• 4 As a general rule, Supreme Court Rule 341(e)(7), which provides that an issue not raised by the appellant is deemed waived, would preclude our consideration of this latter issue. (87 Ill.2d R. 341(e)(7).) However, Supreme Court Rule 366, which is analogous to the plain error doctrine in criminal cases ( Schutzenhofer v. Granite City Steel Co. (1982), 93 Ill.2d 208, 443 N.E.2d 563) provides that "[i]n all appeals the reviewing court may, in its discretion, and on such terms as it deems just * * * (5) enter any judgment and make any order * * * and grant any relief * * * that the case may require." (87 Ill.2d R. 366.) It has been held that Rule 366 "recognize[s] that the responsibility of a reviewing court for a just result and for the maintenance of a sound and uniform body of precedent may sometimes override the considerations of waiver that stem from the adversary character of our system." ( Hux v. Raben (1967), 38 Ill.2d 223, 225, 230 N.E.2d 831, 832; see also Pritz v. Chesnul (1982), 106 Ill. App.3d 969, 436 N.E.2d 631.) It is our view that, in the instant case, a just result will not be reached unless the question of Emma Motz' rights is addressed. Under the facts thus far developed in the trial court, defendants have failed to present evidence which would establish that an enforceable security agreement existed authorizing sale of the entire beneficial interest or that they were entitled to possession as against Emma. Moreover, our determination herein in no way precludes defendants from presenting evidence on this issue, since they are entitled to present such facts as exist upon remand of this cause.
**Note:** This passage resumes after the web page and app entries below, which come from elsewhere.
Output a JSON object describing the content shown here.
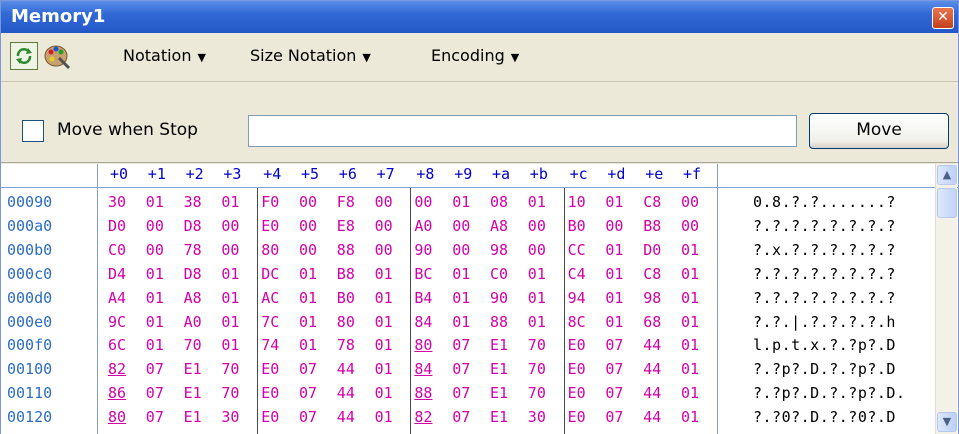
{
  "window": {
    "title": "Memory1",
    "close_symbol": "✕"
  },
  "toolbar": {
    "menus": [
      {
        "label": "Notation",
        "arrow": "▼"
      },
      {
        "label": "Size Notation",
        "arrow": "▼"
      },
      {
        "label": "Encoding",
        "arrow": "▼"
      }
    ]
  },
  "options": {
    "move_when_stop_label": "Move when Stop",
    "move_when_stop_checked": false,
    "address_input_value": "",
    "move_button_label": "Move"
  },
  "grid": {
    "column_headers": [
      "+0",
      "+1",
      "+2",
      "+3",
      "+4",
      "+5",
      "+6",
      "+7",
      "+8",
      "+9",
      "+a",
      "+b",
      "+c",
      "+d",
      "+e",
      "+f"
    ],
    "rows": [
      {
        "address": "00090",
        "bytes": [
          "30",
          "01",
          "38",
          "01",
          "F0",
          "00",
          "F8",
          "00",
          "00",
          "01",
          "08",
          "01",
          "10",
          "01",
          "C8",
          "00"
        ],
        "ascii": "0.8.?.?.......?"
      },
      {
        "address": "000a0",
        "bytes": [
          "D0",
          "00",
          "D8",
          "00",
          "E0",
          "00",
          "E8",
          "00",
          "A0",
          "00",
          "A8",
          "00",
          "B0",
          "00",
          "B8",
          "00"
        ],
        "ascii": "?.?.?.?.?.?.?.?"
      },
      {
        "address": "000b0",
        "bytes": [
          "C0",
          "00",
          "78",
          "00",
          "80",
          "00",
          "88",
          "00",
          "90",
          "00",
          "98",
          "00",
          "CC",
          "01",
          "D0",
          "01"
        ],
        "ascii": "?.x.?.?.?.?.?.?"
      },
      {
        "address": "000c0",
        "bytes": [
          "D4",
          "01",
          "D8",
          "01",
          "DC",
          "01",
          "B8",
          "01",
          "BC",
          "01",
          "C0",
          "01",
          "C4",
          "01",
          "C8",
          "01"
        ],
        "ascii": "?.?.?.?.?.?.?.?"
      },
      {
        "address": "000d0",
        "bytes": [
          "A4",
          "01",
          "A8",
          "01",
          "AC",
          "01",
          "B0",
          "01",
          "B4",
          "01",
          "90",
          "01",
          "94",
          "01",
          "98",
          "01"
        ],
        "ascii": "?.?.?.?.?.?.?.?"
      },
      {
        "address": "000e0",
        "bytes": [
          "9C",
          "01",
          "A0",
          "01",
          "7C",
          "01",
          "80",
          "01",
          "84",
          "01",
          "88",
          "01",
          "8C",
          "01",
          "68",
          "01"
        ],
        "ascii": "?.?.|.?.?.?.?.h"
      },
      {
        "address": "000f0",
        "bytes": [
          "6C",
          "01",
          "70",
          "01",
          "74",
          "01",
          "78",
          "01",
          "80",
          "07",
          "E1",
          "70",
          "E0",
          "07",
          "44",
          "01"
        ],
        "ascii": "l.p.t.x.?.?p?.D"
      },
      {
        "address": "00100",
        "bytes": [
          "82",
          "07",
          "E1",
          "70",
          "E0",
          "07",
          "44",
          "01",
          "84",
          "07",
          "E1",
          "70",
          "E0",
          "07",
          "44",
          "01"
        ],
        "ascii": "?.?p?.D.?.?p?.D"
      },
      {
        "address": "00110",
        "bytes": [
          "86",
          "07",
          "E1",
          "70",
          "E0",
          "07",
          "44",
          "01",
          "88",
          "07",
          "E1",
          "70",
          "E0",
          "07",
          "44",
          "01"
        ],
        "ascii": "?.?p?.D.?.?p?.D."
      },
      {
        "address": "00120",
        "bytes": [
          "80",
          "07",
          "E1",
          "30",
          "E0",
          "07",
          "44",
          "01",
          "82",
          "07",
          "E1",
          "30",
          "E0",
          "07",
          "44",
          "01"
        ],
        "ascii": "?.?0?.D.?.?0?.D"
      }
    ],
    "underlined": [
      [
        6,
        8
      ],
      [
        7,
        0
      ],
      [
        7,
        8
      ],
      [
        8,
        0
      ],
      [
        8,
        8
      ],
      [
        9,
        0
      ],
      [
        9,
        8
      ]
    ]
  },
  "colors": {
    "address": "#2b6cc4",
    "bytes": "#d400a8",
    "header": "#0000cc",
    "titlebar": "#3169d6"
  },
  "icons": {
    "refresh": "refresh-icon",
    "palette": "palette-icon",
    "scroll_up": "▲",
    "scroll_down": "▼"
  }
}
In addition, the issues presented by the facts now before us are questions never before considered by our courts, and we believe that resolution thereof upon a full factual record is important to the development of a sound body of precedent.
In the light of our disposition of the first issue raised by plaintiffs, it is unnecessary at this time to address their alternative argument.
For the reasons stated, the order of the trial court granting summary judgment to defendants is reversed, and the cause is remanded for further proceedings consistent with the views expressed herein.
Reversed and remanded for further proceedings.
WILSON, P.J., and LORENZ, J., concur.